- Around 300,000 people live in the territory, mostly in villages outside Buka and the two other main towns of Arawa and Buin, both on Bougainville island. A 2011 census recorded the population as 249,358.

- More than 200,000 voters were registered to cast ballots in the referendum, a significant increase in the electoral rolls, chief referendum officer Mauricio Claudio said last month.

- Bougainvilleans are mostly Melanesian and the local language is Tok Pisin, a Papua New Guinean pidgin English, though there are at least 19 distinct indigenous languages.

- Bougainville island was named after French navigator Louis Antoine de Bougainville, who sailed along its east coast in 1768.

- In the 19th century, Bougainville was colonised by Germany.

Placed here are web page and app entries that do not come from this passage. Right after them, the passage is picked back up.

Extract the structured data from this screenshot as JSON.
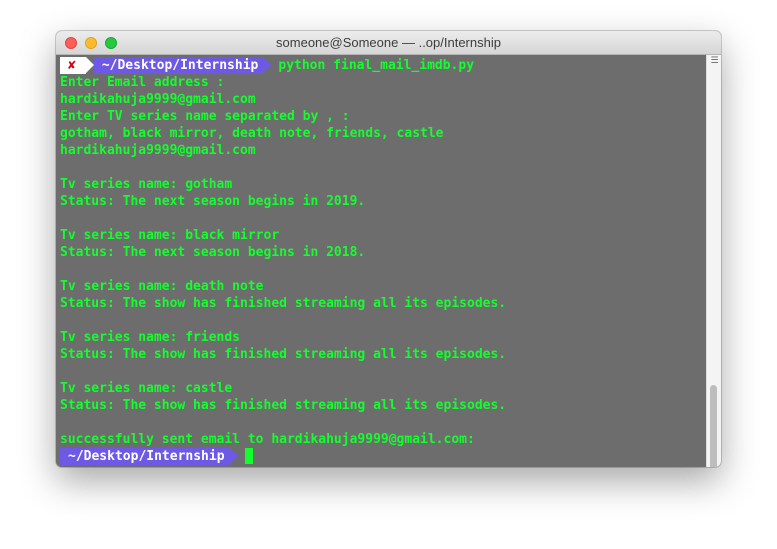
{
  "window": {
    "title": "someone@Someone — ..op/Internship"
  },
  "prompt": {
    "status_icon": "✘",
    "directory": "~/Desktop/Internship",
    "command": "python final_mail_imdb.py"
  },
  "output_lines": [
    "Enter Email address :",
    "hardikahuja9999@gmail.com",
    "Enter TV series name separated by , :",
    "gotham, black mirror, death note, friends, castle",
    "hardikahuja9999@gmail.com",
    "",
    "Tv series name: gotham",
    "Status: The next season begins in 2019.",
    "",
    "Tv series name: black mirror",
    "Status: The next season begins in 2018.",
    "",
    "Tv series name: death note",
    "Status: The show has finished streaming all its episodes.",
    "",
    "Tv series name: friends",
    "Status: The show has finished streaming all its episodes.",
    "",
    "Tv series name: castle",
    "Status: The show has finished streaming all its episodes.",
    "",
    "successfully sent email to hardikahuja9999@gmail.com:"
  ],
  "colors": {
    "terminal_bg": "#6d6d6d",
    "text_green": "#13ff2d",
    "prompt_purple": "#6e59e6",
    "error_red": "#d0021b"
  },
  "icons": {
    "status": "error-x-icon",
    "scroll_menu": "scroll-menu-icon"
  }
}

It was used by Japan as a military base during World War Two, and after, was administered by Australia until Papua New Guinea (PNG) gained independence in 1975.

- A giant copper mine, Panguna, was opened in 1969 by Bougainville Copper Limited (BCL), a subsidiary of resources giant Rio Tinto.

- Tensions over how the mine's profits should be shared forced Rio Tinto to abandon it in 1989 amid an escalation into civil war. At the time, it had been PNG's largest source of export revenue, comprising about 7% of global copper production.

- As many as 20,000 died in the civil war between Bougainville's rebel guerrilla army and Papua New Guinea forces, which ended in 1998, the worst conflict in the Oceania region since World War Two.

- There is uncertainty over how an independent Bougainville could fund itself, as it now relies on support from PNG, according to Australia's Lowy Institute think tank.

Bougainville Vice President Raymond Masono has said he would revive a plan to overhaul the region's mining laws after the independence referendum. That could strip the former operator of the Panguna gold and copper project of its interests.



(Reporting by Karishma Singh. Editing by Gerry Doyle)